|Headquarters||Chicago, Illinois, U.S.|
|American Institute of Philanthropy|
CharityWatch, formerly known as the American Institute of Philanthropy (AIP), is a 501(c)(3) nonprofit organization in Chicago, created in the United States by Daniel Borochoff in 1992, to provide information about charities' financial efficiency, accountability, governance, and fundraising.
CharityWatch's stated goals are "To research and evaluate the efficiency, accountability and governance of nonprofit organizations; to educate the public about the importance of wise giving; to inform the public of wasteful or unethical practices of nonprofits and provide recognition to highly effective and ethical charities; to advise CharityWatch members and conduct special investigations and evaluations of nonprofits; to expand and re-define our programs periodically to meet the continuing challenge of keeping the contributor informed."
CharityWatch is a nonprofit charity watchdog and rating organization that works to uncover and report on wrongdoing in the nonprofit sector by conducting in-depth analyses of the audited financial statements, tax forms, fundraising contracts, and other reporting of nonprofit. They only review 600 charities out of 1.5 million in the US. CharityWatch encourages donors to give to charities that will allocate most of their contributions to program services that benefit the people and causes that donors wish to support. CharityWatch also promotes charity accountability and transparency through its research on the rapidly changing nonprofit field and through its work with investigative journalists uncovering wrongdoing within the nonprofit sector. CharityWatch rates nonprofits on an A+ (best) to F (worst) scale and provides data on charity executive salaries, governance, public transparency, donor privacy, asset reserves, and other information uncovered by its analysts during their evaluation. It publishes this information on its website and in its biannual Charity Rating Guide & Watchdog Report. CharityWatch also publishes lists of Top-Rated Charities, charities with high assets, and a report of top compensation packages paid to charity executives.

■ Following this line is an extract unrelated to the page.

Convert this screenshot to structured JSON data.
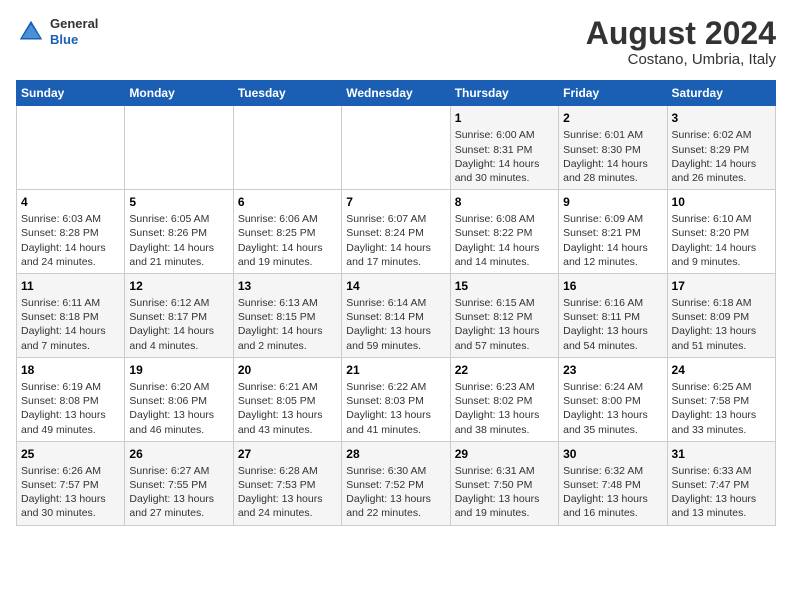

CharityWatch states that it is independently funded by small donations from the general public and that it receives over 95% of its support this way. The majority of CharityWatch's content is free to the public, including its library of articles, giving tips, resources for donors and journalists, top charity compensation packages, and its full reports on all of its top-rated charities. Membership to access CharityWatch's full content is currently $50 per year.
CharityWatch sets itself apart as a charity watchdog organization that performs individualized analyses of charities' financial reporting. It has been critical of other sources of charity information that produce automated ratings based solely or primarily on computer algorithms whose rating systems can easily be gamed by charities. CharityWatch assigns low ratings to charities that have high fundraising costs and low program spending in cases where other charity raters have assigned the same charities perfect scores. CharityWatch has also assigned high ratings to nonprofits with more complex accounting cases where the simplistic systems of other raters produced unfairly low scored for the same charity.
CharityWatch also investigates ethical issues surrounding charity spending, including salaries and payouts, financial reporting, telemarketing and direct-mail solicitation campaigns, and governance. It shares the results of its research with the media and government agencies and works closely with these parties to educate the public about informed giving. CharityWatch founder Daniel Borochoff has testified before Congress about veterans charities, the aftermath of Hurricanes Katrina and Rita, and the philanthropic response to the 9/11 attacks.
CharityWatch's ratings have received exposure from Congress and the media; including an appearance on the front page of The Washington Post.
CharityWatch founder, Daniel Borochoff, retired from his role as president in 2020, but remains on the charity's board of directors. Laurie Styron, a former CharityWatch analyst, was appointed executive director in his place in February 2020. In 2019, CharityWatch spent $615,950, of which 83% ($510,140) was spent on programs.
In 2005, prior to making all of its rating available on its website, AIP was criticized in a study on rating nonprofits published in the Stanford Social Innovation Review for having a "gotcha" mentality and limited explanation for their ratings. The study criticized several nonprofit watchdog organizations for relying heavily on financial data that is not adequate for evaluating a nonprofit organization and may misguide the public, although the study noted that AIP "recognizes the limitations of the [IRS Form] 990 and thus develops its financial health ratios by analyzing a charity's audited financial statements"
CharityWatch does not take charities' financial reporting at face value even when Generally Accepted Accounting Principles (GAAP) allow charities to include in-kind goods of questionable value in their financial reporting, or allow charities to include telemarketing or direct mail costs in their reported program spending. Many in the nonprofit space have taken issue with this approach.